People were coming over in these waves. They’d gotten Pineda Tacos, which is this little family owned business. They got Subway, Dollar General. We were the next place. One of my neighbors is tall, imposing, lots of tattoos. I look like a Celtic violin player—nobody is gonna listen to me. But they listen to her. She was like, “Hold up. Look up.” She would point up and make [the protesters] look. She goes, “You see those three floors? People live there. Babies, elderly people. So you loot all you want—I’m all for it. But I don’t know which one of you is lighting the fires, and because of that, I’m not going to let you loot this building.”
People would totally just go, “Oh, yeah, thanks, man. That’s cool.” And they would just walk on to the next place.
Every single day I watch people go in and out of these businesses. And I watch the people pissing on the side of the buildings. Last night, I sat up here, and I watched seven kids wander over. I watched them pulling off the plywood. They were stacking the plywood, almost like a little bonfire pile by the door, and going inside. Then, pretty soon, smoke. And then they just moved right on to the next one.

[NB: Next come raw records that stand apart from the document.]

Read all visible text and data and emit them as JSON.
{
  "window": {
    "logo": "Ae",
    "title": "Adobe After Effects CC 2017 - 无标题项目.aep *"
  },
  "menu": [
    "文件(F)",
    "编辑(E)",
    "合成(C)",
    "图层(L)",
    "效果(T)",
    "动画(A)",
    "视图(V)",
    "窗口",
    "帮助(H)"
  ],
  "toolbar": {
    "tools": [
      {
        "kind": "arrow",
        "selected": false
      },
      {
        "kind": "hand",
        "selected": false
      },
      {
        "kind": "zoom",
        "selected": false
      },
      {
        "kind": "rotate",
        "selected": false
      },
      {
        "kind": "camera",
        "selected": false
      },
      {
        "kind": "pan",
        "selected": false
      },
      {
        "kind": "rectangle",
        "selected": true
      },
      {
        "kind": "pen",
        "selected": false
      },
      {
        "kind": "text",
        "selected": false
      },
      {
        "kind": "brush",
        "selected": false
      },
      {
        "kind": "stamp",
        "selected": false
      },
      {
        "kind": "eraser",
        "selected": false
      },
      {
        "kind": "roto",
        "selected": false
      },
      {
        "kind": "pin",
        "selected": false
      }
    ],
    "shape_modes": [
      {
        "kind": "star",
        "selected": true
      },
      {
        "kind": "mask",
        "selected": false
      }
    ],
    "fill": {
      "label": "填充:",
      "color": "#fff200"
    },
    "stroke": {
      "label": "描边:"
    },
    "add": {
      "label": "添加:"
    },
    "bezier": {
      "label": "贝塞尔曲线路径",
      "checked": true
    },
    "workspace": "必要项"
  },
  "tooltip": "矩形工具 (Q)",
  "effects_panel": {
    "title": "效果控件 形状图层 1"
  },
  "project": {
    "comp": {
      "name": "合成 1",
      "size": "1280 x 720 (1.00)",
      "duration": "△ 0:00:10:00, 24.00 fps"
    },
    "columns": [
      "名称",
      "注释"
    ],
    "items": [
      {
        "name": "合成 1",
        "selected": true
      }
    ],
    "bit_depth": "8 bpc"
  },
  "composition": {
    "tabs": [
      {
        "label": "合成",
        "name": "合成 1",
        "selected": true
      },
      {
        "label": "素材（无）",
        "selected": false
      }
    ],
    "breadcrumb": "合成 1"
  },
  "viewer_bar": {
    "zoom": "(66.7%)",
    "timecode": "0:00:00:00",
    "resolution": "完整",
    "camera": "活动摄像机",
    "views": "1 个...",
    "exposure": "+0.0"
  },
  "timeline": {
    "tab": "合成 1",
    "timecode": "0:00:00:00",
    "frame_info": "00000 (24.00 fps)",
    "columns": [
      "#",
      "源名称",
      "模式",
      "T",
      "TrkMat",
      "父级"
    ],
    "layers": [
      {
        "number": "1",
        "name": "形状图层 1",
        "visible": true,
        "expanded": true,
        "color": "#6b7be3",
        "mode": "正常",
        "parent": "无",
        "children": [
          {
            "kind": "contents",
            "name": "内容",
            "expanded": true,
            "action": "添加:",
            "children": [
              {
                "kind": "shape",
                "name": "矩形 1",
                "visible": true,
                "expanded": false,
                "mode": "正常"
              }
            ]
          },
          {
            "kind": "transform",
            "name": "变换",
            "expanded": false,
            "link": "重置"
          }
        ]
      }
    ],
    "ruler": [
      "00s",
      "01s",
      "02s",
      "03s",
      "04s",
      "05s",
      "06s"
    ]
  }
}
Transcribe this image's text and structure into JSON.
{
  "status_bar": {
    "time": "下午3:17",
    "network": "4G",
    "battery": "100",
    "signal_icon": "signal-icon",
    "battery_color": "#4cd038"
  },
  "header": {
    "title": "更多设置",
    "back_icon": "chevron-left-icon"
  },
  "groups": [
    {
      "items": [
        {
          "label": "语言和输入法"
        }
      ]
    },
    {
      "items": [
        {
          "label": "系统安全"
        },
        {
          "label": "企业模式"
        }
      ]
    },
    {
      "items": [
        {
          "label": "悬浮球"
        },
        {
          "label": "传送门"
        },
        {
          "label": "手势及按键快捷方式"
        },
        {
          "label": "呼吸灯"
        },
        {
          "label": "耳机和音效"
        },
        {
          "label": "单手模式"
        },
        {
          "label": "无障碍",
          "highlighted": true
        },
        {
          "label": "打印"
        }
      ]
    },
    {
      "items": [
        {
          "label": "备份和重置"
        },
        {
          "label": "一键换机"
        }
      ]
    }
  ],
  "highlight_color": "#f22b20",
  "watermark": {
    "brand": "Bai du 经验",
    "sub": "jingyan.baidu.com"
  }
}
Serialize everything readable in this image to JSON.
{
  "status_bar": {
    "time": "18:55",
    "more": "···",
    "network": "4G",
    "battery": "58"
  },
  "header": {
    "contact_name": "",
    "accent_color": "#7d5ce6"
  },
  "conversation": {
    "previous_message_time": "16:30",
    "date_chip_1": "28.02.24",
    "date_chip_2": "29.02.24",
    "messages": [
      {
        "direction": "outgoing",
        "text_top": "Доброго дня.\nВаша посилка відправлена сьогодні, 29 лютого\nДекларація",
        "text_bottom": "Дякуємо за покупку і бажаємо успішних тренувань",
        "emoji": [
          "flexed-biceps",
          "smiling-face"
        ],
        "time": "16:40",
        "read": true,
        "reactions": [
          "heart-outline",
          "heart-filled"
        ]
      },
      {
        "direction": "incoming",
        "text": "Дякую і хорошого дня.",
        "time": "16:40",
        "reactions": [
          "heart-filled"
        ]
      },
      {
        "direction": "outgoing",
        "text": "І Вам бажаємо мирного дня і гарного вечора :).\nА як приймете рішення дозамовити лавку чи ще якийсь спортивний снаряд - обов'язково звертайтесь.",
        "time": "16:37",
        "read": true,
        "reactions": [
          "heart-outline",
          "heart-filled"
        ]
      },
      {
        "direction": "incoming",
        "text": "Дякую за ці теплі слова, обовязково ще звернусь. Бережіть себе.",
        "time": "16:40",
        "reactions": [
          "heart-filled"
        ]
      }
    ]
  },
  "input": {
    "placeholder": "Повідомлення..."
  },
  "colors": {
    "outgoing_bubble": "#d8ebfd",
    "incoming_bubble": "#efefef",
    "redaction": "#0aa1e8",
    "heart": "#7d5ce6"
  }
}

Fires are still smoldering everywhere. Look, the air in my neighborhood is noxious, but I am breathing. And that is more than can be said for George Floyd. I’m breathing a lot more easily than most of the people I’m watching walk around right now.
I’m white. Let me just put that out there. I have not experienced what our black and brown community has experienced—not just this week, but over decades and centuries. I can’t claim to know how that feels, or to have internalized, really, how it feels. That doesn’t mean that we all don’t feel the incredible grief of a really kind, lovely life being snuffed out, for no good reason. It’s heartbreaking, and it’s angering. Part of me understands the need for this explosion of energy.
The police presence wasn’t here for a long, long time. They weren’t here overnight. Then, as soon as the sun came up, all of a sudden there were fire engines. I was like, “Man, where have they been all night?” I understand—having the police here, when the police are the reason people are out, is probably not going to achieve the desired result. But as somebody who is, you know, living in the neighborhood, it is disconcerting to feel that lack of support. But what the hell—what do I think our black and brown communities have been feeling all these decades?
These are moments that teach us, that help us learn. Proximity is a great teacher. I have had so many people say to me, “Are you okay? You should get out.” Or, “Are you are right? We’re sending you love. We’re praying for you.” But I don’t want to get out. I have no interest in getting out. This is my home. This is my neighborhood. I want to be right where I am. Because getting out is part of the problem.